If sons do not see faith modeled as an authentic relationship with the Savior, they will likely grow tired of trying to keep regulations or uphold a system of ethics they do not believe in or have context for. The son must see his father living an authentic manhood. This will give him the model to emulate as he begins his own journey of faith. Eventually, a son’s faith must become his own. When the son becomes an example for the next generation after him, the father-son-adventure cycle continues. At any rate, the father’s role is critical in this process.
How do fathers model an authentic faith for their sons?
Fathers do this by simply continuing on their path of faith, not because their sons are now watching them, but because men should be on their path regardless of whether or not they have sons. But having sons does change things. Where one was once a man living out his faith, now he is a father living out his faith. With a son watching, living an authentic faith is that much more critical because now it is an example to someone else.
Mike Haddorff, director of Christ in the Rockies, says that fathers sometimes get the idea that to model anything means to demonstrate perfection and that men do not generally want to model weakness. Haddorff references 2 Corinthians 12:9 and the Apostle Paul’s experience of power being perfected in weakness. “It is a marvelous discovery,” says Haddorff, “to finally come to the place where one realizes he no longer is required to ‘live up’ to a self-imposed standard, but rather ‘live out’ as a man simply trusting Christ for the rest.” Haddorff goes on to say that sons long to see their dads as they really are, not as the dads they think they ought to be.
What gets passed down?
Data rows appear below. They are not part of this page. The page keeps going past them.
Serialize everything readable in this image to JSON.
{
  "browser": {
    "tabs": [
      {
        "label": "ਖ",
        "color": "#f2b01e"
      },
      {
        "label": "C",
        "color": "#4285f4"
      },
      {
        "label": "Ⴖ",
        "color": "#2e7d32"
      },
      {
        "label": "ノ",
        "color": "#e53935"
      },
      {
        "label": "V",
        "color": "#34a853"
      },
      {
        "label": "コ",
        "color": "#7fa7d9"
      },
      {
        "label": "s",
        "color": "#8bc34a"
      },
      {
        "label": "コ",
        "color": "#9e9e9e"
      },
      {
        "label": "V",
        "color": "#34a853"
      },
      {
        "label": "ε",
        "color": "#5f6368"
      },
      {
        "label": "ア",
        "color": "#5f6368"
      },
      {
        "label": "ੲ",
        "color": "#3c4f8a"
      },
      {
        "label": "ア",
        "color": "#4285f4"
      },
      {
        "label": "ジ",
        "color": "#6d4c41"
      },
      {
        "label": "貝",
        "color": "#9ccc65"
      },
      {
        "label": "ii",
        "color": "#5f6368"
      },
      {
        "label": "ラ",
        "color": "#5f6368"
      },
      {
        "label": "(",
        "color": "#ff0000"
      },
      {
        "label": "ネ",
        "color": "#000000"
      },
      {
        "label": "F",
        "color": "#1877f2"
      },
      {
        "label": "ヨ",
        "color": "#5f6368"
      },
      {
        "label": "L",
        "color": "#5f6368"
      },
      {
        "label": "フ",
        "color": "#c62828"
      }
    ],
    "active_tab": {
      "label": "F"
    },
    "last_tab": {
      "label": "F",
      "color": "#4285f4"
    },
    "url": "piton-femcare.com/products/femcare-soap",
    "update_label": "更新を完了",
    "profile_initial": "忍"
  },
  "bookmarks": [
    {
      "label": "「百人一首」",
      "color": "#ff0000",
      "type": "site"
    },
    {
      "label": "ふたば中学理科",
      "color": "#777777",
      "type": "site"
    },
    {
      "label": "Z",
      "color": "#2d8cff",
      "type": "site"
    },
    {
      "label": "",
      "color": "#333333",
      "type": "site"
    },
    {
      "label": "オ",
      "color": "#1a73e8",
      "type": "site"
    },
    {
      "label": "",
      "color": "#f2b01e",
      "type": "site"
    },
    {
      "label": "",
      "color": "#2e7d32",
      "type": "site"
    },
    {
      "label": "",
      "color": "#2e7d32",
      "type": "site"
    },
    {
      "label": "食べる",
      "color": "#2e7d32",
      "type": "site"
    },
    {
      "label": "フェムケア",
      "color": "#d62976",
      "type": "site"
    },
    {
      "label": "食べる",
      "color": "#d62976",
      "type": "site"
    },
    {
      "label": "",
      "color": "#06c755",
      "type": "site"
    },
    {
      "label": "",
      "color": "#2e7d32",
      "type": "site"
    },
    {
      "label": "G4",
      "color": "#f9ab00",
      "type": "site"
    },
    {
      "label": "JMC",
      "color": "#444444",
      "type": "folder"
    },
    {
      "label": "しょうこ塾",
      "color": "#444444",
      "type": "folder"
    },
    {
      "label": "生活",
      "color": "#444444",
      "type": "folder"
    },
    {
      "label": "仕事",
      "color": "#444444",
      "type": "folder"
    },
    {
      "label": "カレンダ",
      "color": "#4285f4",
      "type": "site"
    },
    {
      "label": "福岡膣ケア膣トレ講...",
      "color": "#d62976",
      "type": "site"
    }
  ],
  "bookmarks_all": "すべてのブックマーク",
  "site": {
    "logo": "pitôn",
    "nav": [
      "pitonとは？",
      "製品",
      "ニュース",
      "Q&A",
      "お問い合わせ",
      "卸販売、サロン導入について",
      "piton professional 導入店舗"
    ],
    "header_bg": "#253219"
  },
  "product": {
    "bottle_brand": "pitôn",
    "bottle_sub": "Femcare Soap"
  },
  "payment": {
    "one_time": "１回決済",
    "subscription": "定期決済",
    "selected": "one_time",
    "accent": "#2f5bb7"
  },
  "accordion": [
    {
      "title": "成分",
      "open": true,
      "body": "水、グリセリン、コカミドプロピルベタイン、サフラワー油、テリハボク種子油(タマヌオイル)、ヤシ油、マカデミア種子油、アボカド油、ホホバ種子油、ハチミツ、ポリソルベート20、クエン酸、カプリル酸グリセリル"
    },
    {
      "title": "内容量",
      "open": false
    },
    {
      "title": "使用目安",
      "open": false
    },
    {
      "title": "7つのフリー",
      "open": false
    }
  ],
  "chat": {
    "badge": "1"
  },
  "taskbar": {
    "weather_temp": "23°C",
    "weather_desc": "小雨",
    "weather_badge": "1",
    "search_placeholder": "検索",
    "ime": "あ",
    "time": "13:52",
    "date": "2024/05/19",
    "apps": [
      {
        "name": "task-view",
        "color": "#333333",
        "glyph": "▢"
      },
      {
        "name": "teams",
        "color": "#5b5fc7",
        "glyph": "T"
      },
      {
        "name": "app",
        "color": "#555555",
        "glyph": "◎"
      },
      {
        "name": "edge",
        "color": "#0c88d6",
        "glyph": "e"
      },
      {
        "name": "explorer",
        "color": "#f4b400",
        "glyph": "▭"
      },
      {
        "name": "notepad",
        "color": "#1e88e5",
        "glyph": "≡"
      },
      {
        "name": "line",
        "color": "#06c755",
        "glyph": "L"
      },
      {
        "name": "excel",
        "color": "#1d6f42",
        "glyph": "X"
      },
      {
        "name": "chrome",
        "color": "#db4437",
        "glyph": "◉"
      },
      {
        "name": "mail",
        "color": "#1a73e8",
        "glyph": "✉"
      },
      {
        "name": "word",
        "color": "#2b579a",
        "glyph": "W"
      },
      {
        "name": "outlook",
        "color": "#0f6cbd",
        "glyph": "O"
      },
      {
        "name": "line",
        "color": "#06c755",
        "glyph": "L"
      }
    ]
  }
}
In the long-term father-son adventure, if the father is living out his faith the son will see it. It’s not about being perfect. It’s about being authentic, being true. It’s the father’s example that gets passed down. Also, perhaps more importantly, the father’s love gets passed down, love no matter what the son chooses to believe. As an adult, the son will remember how the father loved him. And that is what makes the difference. Even if the father and son never agree on doctrine, love is what sticks and gets remembered in the end.